▸ SUPPLIED ENTRIES
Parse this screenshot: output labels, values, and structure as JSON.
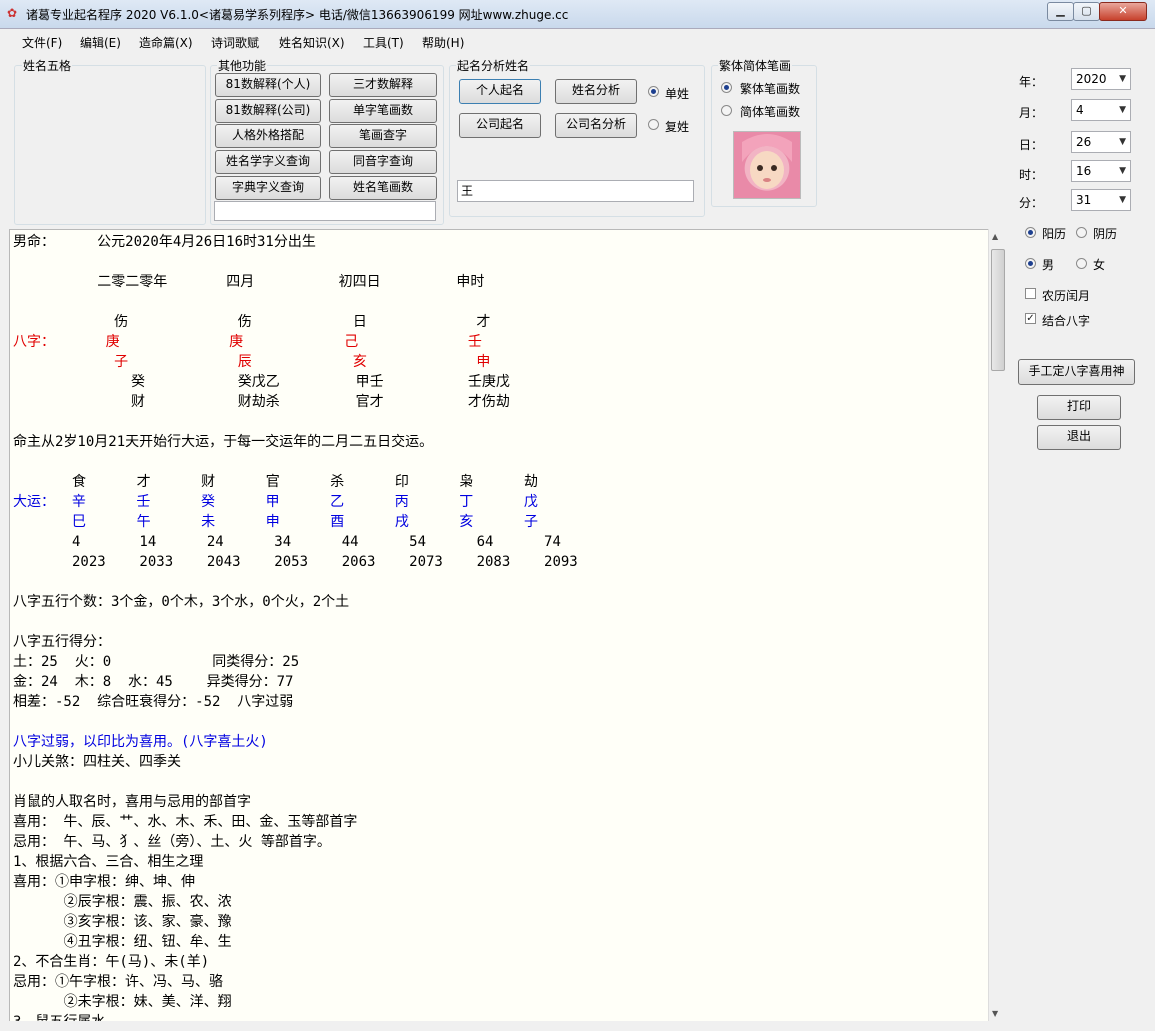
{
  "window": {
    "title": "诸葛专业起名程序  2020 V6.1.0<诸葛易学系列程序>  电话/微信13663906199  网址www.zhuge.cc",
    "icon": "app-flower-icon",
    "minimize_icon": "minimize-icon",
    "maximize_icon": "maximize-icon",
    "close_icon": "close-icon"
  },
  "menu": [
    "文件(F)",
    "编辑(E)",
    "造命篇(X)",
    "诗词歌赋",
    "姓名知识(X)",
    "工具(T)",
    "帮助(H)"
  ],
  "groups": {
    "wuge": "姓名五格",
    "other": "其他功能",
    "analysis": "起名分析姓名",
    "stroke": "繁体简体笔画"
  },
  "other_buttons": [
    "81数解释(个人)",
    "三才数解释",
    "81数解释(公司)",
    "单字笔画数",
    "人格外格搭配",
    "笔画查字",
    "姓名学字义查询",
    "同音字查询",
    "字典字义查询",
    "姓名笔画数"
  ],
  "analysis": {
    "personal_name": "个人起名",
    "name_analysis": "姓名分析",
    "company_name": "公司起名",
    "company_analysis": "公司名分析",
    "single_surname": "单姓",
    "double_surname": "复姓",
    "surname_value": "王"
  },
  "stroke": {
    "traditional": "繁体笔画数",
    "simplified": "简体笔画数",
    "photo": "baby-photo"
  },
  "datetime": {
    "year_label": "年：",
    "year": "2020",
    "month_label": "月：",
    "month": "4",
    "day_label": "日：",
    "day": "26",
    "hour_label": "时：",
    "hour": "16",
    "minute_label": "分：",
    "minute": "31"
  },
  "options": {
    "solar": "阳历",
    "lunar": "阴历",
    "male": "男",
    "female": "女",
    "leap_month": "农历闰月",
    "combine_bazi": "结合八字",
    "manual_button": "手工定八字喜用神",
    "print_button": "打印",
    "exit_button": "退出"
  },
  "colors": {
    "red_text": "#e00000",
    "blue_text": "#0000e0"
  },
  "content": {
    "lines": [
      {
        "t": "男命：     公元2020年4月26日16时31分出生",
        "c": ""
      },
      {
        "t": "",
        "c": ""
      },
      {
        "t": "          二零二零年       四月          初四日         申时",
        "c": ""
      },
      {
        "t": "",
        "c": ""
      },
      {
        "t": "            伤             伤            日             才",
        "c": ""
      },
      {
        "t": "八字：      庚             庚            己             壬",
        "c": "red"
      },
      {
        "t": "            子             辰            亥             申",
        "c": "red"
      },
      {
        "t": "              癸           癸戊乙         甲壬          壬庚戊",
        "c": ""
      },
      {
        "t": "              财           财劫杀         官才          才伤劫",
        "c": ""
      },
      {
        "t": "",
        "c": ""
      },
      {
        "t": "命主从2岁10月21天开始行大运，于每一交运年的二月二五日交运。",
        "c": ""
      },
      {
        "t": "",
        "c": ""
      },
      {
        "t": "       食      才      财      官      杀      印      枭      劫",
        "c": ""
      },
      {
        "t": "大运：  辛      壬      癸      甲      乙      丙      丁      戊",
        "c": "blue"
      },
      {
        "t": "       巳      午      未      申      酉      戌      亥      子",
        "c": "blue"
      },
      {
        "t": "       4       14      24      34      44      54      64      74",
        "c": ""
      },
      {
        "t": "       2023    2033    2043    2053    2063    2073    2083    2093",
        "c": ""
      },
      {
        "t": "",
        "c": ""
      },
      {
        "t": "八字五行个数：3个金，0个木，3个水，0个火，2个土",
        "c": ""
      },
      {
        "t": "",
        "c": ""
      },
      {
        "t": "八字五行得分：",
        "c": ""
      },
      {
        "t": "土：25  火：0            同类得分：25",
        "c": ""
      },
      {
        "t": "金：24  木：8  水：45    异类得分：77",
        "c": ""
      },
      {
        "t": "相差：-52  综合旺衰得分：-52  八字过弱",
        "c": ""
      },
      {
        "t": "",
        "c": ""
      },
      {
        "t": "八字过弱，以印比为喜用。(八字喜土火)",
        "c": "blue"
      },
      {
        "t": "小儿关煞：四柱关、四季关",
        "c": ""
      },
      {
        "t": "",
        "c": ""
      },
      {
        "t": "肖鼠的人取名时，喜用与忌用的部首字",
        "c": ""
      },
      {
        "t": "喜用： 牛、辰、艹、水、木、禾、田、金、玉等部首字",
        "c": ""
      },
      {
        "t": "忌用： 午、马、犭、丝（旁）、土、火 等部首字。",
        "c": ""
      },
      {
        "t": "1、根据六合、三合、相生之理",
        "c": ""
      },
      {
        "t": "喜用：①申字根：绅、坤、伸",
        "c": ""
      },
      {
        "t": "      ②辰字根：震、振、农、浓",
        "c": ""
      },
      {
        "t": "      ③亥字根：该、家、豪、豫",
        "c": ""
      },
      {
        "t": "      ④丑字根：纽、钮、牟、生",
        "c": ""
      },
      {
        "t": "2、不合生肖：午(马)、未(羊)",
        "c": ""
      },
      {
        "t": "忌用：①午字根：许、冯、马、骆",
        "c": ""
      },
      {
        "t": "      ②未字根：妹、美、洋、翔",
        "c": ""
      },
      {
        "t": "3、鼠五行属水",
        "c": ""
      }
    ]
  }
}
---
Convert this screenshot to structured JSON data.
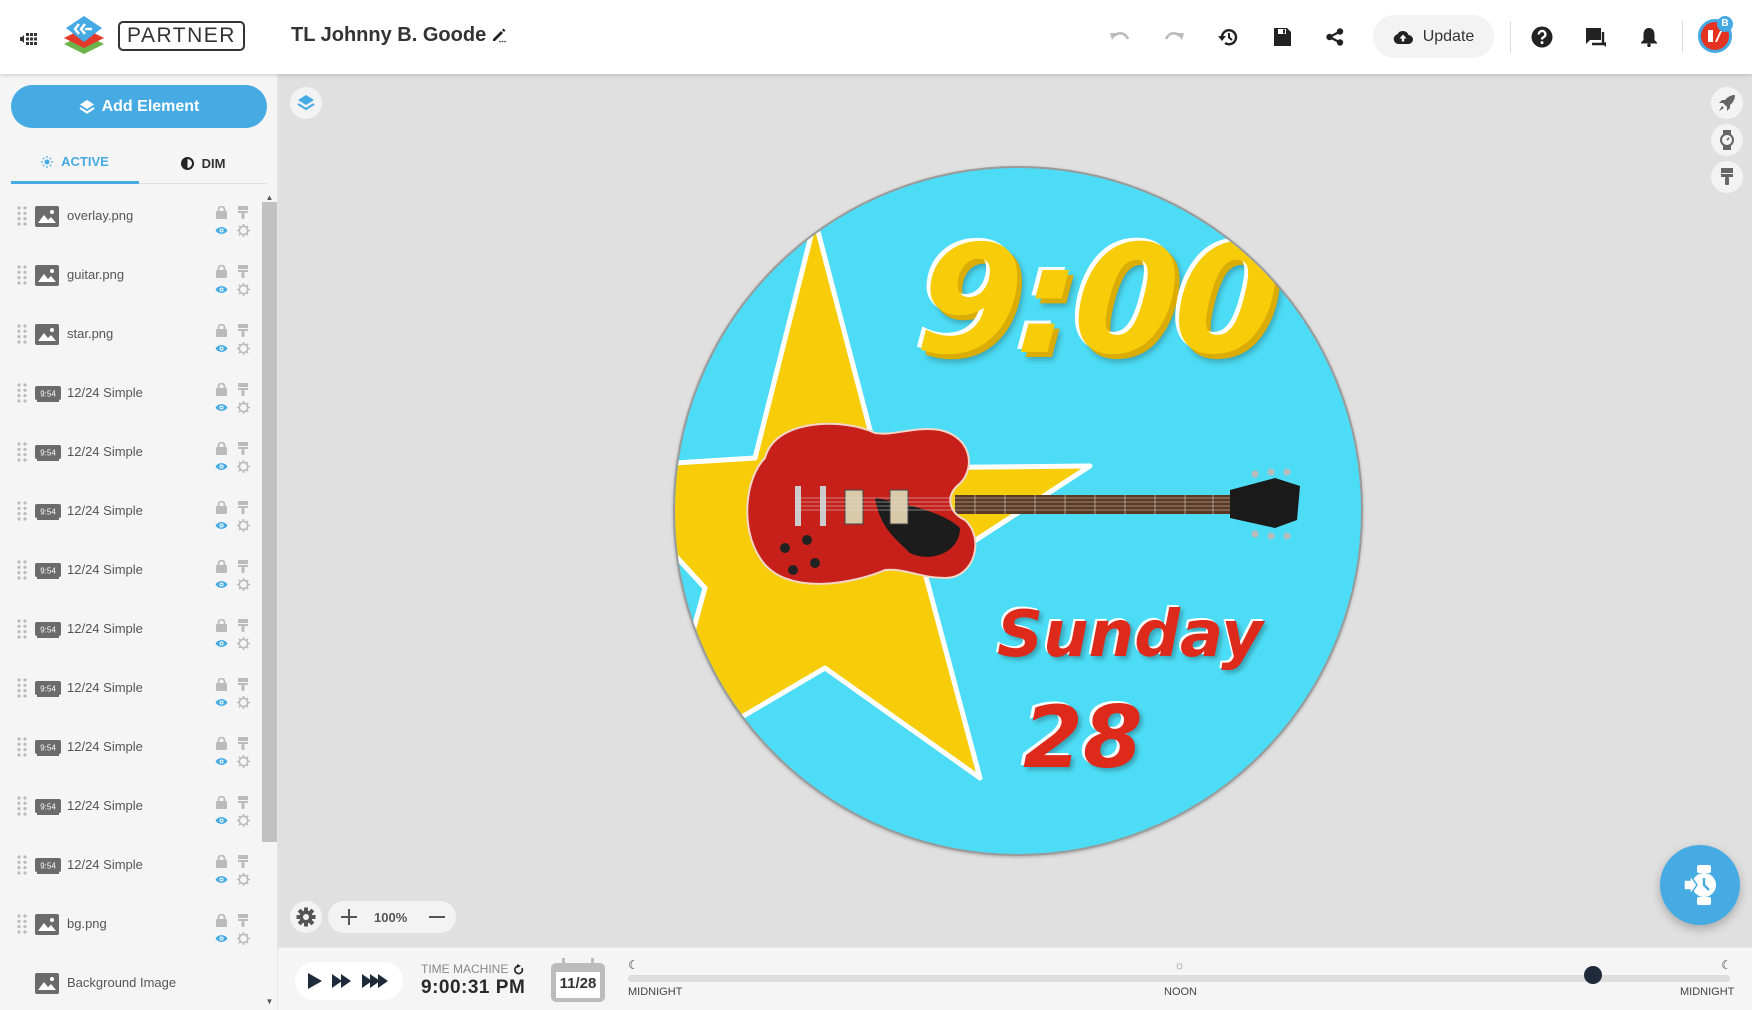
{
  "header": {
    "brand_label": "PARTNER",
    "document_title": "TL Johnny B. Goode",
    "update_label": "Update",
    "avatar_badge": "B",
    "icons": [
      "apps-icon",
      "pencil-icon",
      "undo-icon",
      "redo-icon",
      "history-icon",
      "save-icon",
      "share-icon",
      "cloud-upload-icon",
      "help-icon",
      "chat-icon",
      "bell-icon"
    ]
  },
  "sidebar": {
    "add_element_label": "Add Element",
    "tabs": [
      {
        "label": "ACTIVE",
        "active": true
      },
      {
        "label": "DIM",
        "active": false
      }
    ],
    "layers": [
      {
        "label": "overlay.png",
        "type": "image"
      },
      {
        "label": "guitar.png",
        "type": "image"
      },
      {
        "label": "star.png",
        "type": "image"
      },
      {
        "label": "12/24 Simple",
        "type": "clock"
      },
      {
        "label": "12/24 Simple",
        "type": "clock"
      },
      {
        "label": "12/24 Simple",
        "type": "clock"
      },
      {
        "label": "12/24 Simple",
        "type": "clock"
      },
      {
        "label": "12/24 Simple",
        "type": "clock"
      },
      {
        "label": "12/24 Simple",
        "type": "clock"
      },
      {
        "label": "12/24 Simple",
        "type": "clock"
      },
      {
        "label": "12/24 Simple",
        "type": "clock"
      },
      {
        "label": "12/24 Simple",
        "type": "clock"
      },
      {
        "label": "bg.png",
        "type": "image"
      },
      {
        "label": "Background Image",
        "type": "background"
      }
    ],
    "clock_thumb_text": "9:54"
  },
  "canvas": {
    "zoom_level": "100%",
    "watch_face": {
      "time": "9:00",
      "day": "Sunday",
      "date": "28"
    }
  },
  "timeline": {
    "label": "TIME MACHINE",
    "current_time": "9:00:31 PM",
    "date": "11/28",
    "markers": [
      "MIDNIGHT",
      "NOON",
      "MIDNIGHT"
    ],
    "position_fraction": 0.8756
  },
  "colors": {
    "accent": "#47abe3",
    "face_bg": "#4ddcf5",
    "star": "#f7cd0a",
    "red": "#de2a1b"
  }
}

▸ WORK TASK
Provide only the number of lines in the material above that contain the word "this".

▸ RESPONSE
2